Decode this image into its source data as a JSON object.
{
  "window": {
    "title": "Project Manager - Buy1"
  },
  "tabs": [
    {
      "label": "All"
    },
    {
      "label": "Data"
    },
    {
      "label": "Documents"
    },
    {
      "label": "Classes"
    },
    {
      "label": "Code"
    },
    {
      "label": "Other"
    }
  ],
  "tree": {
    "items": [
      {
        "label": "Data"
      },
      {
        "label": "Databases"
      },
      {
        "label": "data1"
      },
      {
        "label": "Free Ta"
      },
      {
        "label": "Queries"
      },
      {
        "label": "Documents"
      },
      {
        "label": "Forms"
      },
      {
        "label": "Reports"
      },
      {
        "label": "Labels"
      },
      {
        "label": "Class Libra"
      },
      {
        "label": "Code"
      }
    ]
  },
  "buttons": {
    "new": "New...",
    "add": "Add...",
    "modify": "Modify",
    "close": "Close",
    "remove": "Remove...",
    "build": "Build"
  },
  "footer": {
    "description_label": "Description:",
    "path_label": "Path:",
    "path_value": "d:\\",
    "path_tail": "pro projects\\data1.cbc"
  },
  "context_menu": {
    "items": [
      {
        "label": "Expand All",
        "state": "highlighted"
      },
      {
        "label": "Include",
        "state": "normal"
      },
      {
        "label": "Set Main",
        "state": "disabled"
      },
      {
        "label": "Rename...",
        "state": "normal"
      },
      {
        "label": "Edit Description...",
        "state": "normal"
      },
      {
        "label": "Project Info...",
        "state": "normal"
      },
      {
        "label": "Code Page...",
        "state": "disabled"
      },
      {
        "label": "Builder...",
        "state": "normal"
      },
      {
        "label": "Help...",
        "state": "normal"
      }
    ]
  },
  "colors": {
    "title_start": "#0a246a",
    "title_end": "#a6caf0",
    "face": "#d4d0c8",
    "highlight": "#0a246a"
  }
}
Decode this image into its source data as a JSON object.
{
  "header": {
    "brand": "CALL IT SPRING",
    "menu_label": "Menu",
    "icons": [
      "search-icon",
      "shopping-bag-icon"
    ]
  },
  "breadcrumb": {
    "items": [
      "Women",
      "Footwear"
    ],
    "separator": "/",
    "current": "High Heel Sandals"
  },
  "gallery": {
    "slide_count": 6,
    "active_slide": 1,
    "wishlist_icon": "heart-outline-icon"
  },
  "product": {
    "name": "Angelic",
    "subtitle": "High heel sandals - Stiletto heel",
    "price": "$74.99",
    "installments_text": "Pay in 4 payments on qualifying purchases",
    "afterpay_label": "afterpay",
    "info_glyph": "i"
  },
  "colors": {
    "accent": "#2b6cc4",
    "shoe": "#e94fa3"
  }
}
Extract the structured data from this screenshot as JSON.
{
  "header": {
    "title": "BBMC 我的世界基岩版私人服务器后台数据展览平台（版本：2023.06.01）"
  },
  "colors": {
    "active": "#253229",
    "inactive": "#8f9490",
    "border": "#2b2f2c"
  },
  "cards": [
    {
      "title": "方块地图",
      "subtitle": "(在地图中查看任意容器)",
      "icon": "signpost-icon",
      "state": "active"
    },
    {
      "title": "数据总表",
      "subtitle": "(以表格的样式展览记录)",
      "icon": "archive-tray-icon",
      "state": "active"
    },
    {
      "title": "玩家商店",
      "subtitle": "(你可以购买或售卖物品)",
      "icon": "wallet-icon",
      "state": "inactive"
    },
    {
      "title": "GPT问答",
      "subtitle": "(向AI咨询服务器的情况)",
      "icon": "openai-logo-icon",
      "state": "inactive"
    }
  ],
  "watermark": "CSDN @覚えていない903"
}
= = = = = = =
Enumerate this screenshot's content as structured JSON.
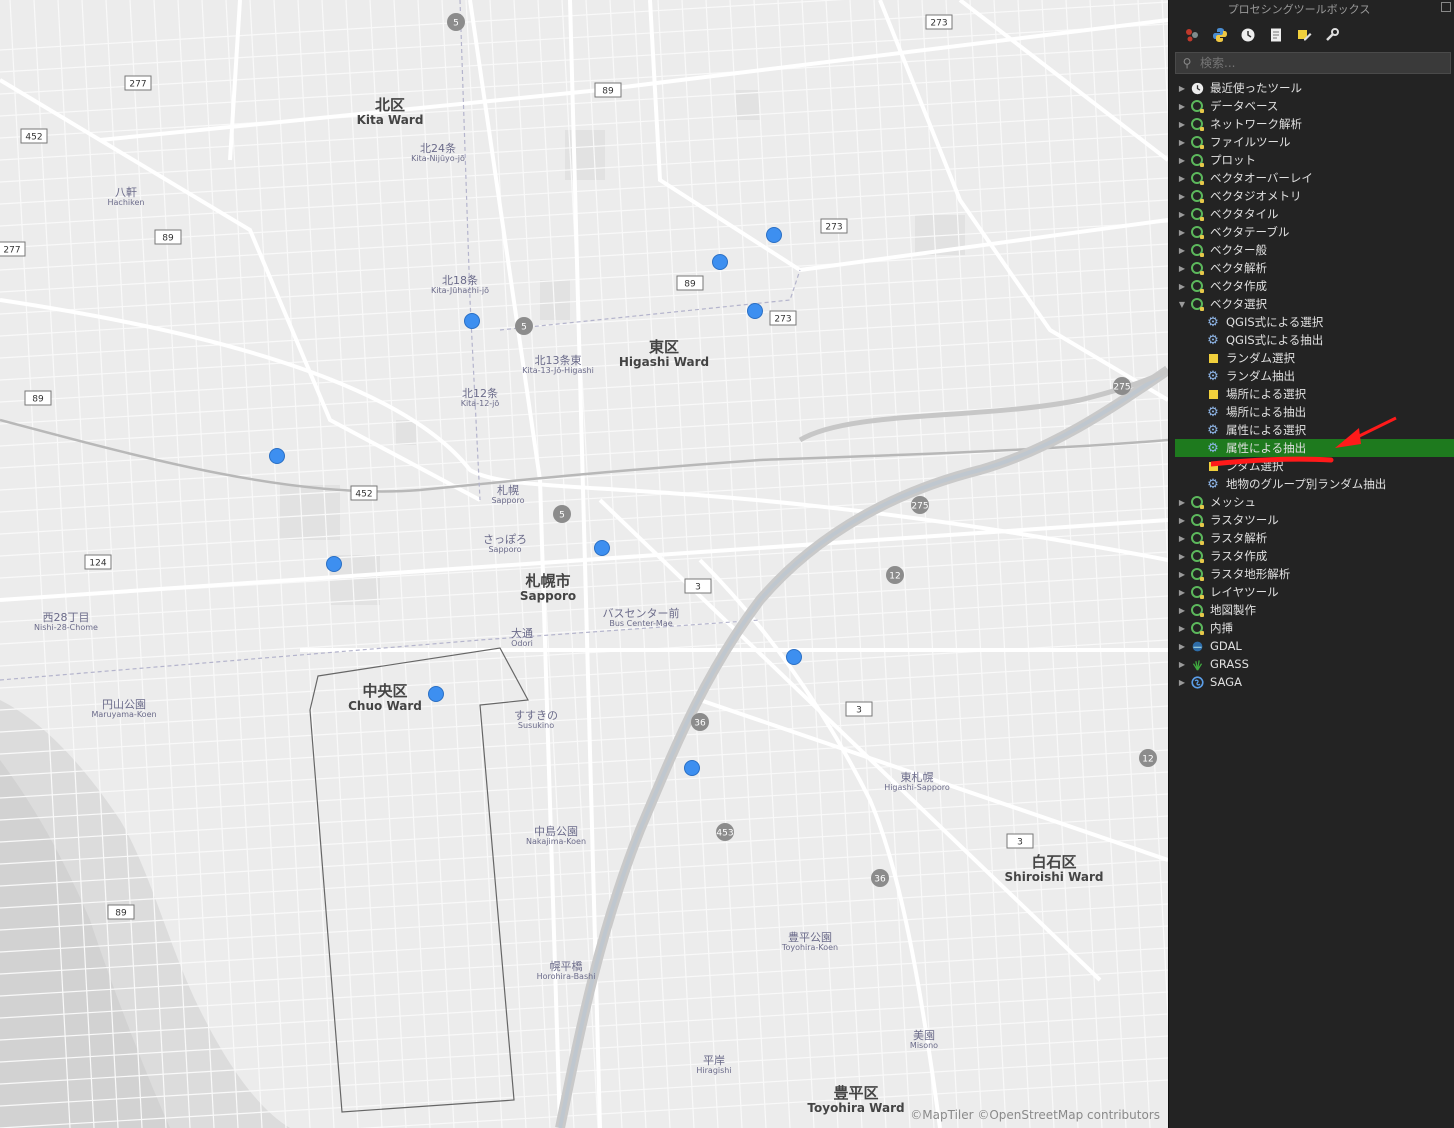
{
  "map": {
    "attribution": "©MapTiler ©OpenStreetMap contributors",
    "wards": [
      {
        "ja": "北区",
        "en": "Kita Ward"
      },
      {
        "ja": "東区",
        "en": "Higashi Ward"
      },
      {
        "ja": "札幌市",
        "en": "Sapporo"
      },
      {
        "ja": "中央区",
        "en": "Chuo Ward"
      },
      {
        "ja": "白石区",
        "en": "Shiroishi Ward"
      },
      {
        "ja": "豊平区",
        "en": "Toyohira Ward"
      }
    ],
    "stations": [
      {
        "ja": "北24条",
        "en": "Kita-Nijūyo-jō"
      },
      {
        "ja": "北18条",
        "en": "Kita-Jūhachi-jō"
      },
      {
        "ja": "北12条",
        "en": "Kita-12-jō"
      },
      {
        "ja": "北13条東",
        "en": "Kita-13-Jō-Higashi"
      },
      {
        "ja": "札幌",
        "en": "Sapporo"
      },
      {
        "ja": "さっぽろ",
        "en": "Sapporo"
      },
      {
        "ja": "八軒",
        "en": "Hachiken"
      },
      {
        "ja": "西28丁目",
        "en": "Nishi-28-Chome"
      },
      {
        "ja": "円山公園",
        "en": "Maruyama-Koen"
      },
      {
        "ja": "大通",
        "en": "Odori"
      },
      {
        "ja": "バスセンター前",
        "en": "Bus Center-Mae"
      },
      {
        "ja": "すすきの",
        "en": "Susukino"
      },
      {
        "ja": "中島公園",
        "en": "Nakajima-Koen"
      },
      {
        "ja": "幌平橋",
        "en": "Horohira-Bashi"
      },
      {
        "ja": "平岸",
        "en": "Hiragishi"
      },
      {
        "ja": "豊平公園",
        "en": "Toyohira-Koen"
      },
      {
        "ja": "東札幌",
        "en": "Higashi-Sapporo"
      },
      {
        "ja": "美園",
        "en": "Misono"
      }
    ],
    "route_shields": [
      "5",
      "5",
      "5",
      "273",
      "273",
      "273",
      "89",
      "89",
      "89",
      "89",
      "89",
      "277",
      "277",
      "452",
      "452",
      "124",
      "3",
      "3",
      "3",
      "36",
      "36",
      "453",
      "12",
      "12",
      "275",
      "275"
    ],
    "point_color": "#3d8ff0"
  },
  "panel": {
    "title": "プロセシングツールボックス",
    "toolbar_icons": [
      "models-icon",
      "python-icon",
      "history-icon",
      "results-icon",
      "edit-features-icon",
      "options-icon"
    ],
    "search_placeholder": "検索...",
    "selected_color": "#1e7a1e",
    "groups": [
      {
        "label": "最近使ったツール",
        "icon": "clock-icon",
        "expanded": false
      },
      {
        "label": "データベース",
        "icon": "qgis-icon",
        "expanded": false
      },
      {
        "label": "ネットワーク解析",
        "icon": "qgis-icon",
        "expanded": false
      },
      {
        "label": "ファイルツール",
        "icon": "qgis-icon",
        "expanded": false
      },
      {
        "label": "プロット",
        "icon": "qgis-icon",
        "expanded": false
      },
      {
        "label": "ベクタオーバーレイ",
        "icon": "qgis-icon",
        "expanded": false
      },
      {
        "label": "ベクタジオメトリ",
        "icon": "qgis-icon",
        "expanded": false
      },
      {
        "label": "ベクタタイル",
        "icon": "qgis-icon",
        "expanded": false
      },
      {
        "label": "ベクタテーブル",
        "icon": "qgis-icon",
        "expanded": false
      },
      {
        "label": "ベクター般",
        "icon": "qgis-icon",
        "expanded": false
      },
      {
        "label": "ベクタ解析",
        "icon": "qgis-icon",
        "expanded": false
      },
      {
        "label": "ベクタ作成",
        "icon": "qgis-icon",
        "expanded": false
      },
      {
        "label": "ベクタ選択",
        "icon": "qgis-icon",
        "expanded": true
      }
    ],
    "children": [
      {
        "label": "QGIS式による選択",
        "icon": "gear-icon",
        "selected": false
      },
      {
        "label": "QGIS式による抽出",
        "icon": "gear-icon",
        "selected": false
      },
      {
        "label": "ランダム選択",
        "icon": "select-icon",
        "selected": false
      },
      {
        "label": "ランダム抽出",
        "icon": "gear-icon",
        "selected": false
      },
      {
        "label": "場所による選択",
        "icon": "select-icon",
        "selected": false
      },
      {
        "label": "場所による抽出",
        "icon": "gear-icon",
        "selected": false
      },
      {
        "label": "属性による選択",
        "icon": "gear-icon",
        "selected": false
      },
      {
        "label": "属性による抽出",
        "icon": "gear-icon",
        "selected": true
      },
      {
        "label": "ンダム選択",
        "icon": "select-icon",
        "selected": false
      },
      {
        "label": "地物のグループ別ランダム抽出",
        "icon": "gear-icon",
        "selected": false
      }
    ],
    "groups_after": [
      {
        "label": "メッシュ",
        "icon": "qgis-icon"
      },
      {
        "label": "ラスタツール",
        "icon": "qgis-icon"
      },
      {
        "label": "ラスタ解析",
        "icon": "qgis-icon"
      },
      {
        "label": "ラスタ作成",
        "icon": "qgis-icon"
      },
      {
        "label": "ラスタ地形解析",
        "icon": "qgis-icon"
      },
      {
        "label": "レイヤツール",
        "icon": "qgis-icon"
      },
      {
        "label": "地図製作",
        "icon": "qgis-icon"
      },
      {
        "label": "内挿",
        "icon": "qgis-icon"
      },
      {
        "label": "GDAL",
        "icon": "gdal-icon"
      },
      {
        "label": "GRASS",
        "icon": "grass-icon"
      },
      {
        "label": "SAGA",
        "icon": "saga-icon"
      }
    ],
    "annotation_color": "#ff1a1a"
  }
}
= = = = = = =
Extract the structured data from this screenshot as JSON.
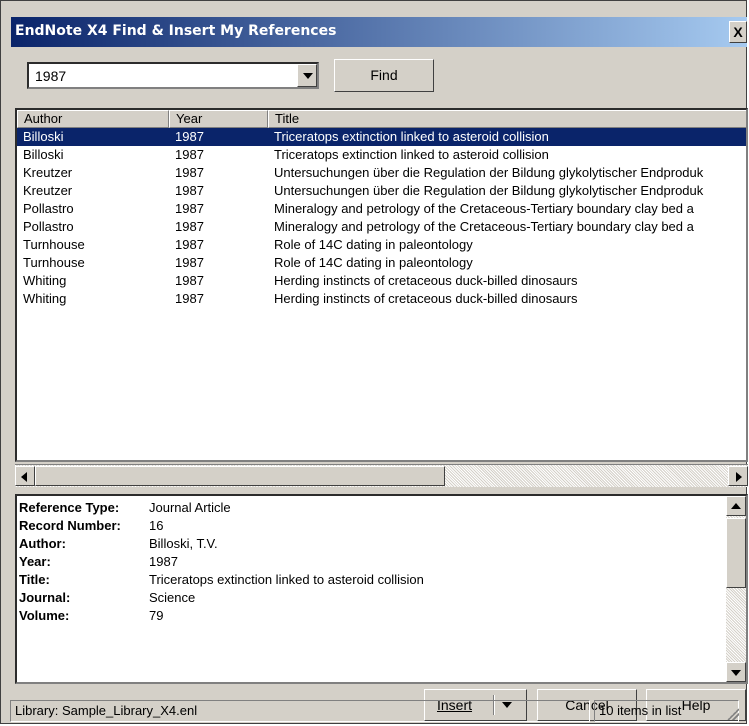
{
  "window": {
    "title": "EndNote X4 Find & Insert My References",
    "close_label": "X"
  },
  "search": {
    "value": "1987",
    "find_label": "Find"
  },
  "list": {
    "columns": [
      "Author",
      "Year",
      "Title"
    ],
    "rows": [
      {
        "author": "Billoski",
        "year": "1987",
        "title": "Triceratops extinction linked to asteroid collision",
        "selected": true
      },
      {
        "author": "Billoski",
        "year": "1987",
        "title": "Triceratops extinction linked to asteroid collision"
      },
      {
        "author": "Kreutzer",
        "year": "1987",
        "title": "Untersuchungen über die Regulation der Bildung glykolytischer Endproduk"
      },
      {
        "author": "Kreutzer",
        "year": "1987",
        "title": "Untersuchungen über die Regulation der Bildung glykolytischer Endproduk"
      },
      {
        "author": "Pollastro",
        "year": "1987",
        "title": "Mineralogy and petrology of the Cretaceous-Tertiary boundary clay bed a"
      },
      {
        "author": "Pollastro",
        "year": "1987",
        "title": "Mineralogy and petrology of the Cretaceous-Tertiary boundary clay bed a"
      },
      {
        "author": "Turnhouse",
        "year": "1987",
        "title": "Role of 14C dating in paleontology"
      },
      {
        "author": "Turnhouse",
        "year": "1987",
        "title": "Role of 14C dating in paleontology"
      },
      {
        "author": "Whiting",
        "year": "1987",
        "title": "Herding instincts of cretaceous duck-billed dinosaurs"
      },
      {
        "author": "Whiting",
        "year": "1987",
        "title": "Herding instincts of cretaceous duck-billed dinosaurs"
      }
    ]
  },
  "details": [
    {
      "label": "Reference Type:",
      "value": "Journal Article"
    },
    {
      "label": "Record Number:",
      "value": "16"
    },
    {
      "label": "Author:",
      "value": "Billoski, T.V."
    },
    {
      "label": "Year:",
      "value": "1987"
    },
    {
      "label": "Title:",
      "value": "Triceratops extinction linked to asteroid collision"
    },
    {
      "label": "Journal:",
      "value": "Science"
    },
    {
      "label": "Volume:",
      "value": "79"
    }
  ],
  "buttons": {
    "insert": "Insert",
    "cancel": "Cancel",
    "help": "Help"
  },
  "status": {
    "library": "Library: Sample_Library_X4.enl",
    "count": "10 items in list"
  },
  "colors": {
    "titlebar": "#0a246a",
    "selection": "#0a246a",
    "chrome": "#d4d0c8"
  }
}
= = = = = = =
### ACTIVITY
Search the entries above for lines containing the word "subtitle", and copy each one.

### ANSWER SPACE
    "subtitle": "High heel sandals - Stiletto heel",
      "subtitle": "(在地图中查看任意容器)",
      "subtitle": "(以表格的样式展览记录)",
      "subtitle": "(你可以购买或售卖物品)",
      "subtitle": "(向AI咨询服务器的情况)",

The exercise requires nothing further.